A lapse of insurance can make a huge difference in the cost of your policy. The lapse of even just twenty-four hours can take your low-risk insurance policy and turn it into something astronomical. Your insurance company will likely tell you there is not much you can do other than wait out the six months paying the rate of a high-risk driver, and then they can move you back into the standard insurance platform. Sometimes they are right, but that is not always the case. Here is some of your potential recourse.
It is a misconception that each person on the policy must not have a lapse of coverage to qualify for the standard platform. Only one driver listed on the policy needs to have continuous coverage over the last six months to avoid the lapse of insurance surcharge. So if you call a new company and quote your insurance with a driver on your policy who has carried continuous coverage over the last six months, you could cut the cost of your policy down by significant margins.
Most states also calculate risk by "driver averaging." This means if the person you look to add has a lower risk rating then you do; then it reduces the cost of the policy to add that driver.
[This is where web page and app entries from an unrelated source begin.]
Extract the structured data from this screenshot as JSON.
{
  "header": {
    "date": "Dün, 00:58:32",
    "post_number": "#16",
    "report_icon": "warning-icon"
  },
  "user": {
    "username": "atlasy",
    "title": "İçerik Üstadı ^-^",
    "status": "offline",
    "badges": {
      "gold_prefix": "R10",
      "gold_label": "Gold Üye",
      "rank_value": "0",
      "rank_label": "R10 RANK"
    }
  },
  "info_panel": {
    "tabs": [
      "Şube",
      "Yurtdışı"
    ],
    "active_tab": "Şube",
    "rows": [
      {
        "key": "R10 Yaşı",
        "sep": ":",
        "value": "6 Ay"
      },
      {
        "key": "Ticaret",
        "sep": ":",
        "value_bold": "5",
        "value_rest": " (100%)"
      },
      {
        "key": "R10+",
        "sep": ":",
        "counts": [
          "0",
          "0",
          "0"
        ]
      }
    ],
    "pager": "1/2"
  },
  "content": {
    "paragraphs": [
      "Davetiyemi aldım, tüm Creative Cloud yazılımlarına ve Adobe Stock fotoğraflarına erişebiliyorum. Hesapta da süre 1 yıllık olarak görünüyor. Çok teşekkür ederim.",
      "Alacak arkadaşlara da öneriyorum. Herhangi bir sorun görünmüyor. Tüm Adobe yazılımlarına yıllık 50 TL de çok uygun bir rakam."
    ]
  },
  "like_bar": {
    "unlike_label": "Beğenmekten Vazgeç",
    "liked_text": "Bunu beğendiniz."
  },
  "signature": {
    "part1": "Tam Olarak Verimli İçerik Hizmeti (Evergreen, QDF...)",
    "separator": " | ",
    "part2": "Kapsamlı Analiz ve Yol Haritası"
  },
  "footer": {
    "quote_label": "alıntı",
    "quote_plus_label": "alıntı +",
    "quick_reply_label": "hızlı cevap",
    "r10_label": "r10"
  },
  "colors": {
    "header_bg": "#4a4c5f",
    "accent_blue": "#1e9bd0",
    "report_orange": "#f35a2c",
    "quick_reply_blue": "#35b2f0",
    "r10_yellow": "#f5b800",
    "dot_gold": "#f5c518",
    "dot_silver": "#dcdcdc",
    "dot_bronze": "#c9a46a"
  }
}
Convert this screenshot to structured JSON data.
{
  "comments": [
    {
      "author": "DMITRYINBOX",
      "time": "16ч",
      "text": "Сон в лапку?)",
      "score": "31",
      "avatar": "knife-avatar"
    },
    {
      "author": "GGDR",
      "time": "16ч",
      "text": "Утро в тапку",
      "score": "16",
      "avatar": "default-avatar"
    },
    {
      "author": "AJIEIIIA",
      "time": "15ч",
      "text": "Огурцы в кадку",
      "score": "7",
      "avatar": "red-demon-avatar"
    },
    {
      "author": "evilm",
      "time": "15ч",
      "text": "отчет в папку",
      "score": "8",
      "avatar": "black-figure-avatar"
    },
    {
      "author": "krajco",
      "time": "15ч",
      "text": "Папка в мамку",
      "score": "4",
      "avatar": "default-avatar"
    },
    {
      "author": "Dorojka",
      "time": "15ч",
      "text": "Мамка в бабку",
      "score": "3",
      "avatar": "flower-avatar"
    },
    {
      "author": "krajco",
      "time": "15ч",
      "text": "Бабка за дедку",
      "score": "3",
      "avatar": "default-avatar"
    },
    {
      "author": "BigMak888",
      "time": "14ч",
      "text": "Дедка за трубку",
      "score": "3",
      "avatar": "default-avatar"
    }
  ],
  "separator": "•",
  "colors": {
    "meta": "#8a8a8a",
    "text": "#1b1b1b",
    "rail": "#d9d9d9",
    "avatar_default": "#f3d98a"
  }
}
Adding a driver to your policy also does not make them liable for anything you do behind the wheel.
If someone is listed as a titled owner of the vehicle, not only can you add them, but your insurance company may require it. If they are on the title, then they too have an insurable interest in the vehicle.
Anyone who lives in your household may be added to your insurance policy. This could be parents, roommates, whatever the case may be.
This is where things open up for those who live by themselves. Have a significant other? Let them drive your car once in a while and add them to your policy as a permissive user. This doesn't give them control over your policy; they can't make changes, it just means if they are driving they will be covered under your policy in the event they are involved in an accident.
When you consider quoting a policy with someone else, it is important to keep in mind their driving history, insurance history and even their credit can make an impact on the premium. However, if they do not have a lapse, and you both have good driving and insurance histories, adding them to your policy could save you a small fortune over that six-month policy term while you establish continuous coverage.
1) This is not illegal. Quite the contrary, if someone falls into one of those three categories, your insurance company WANTS them listed on your insurance policy. Most companies will require it.
2) This only helps drivers who do not require a high-risk policy. If you have had a DUI in the last five years, or multiple accidents or tickets over the last three years, adding someone to your policy is not likely to help.
This does not affect the person you add to the policy. They do not become responsible for the bill if you do not pay it (unless they are a titled owner). They also do not need to make any changes to their insurance policy. They don't need to add their vehicle to your policy, and it doesn't affect their coverage in any negative way. The only coverage difference is in their liability, your coverage could help them if they are involved in an accident and they do not carry enough coverage for the claim.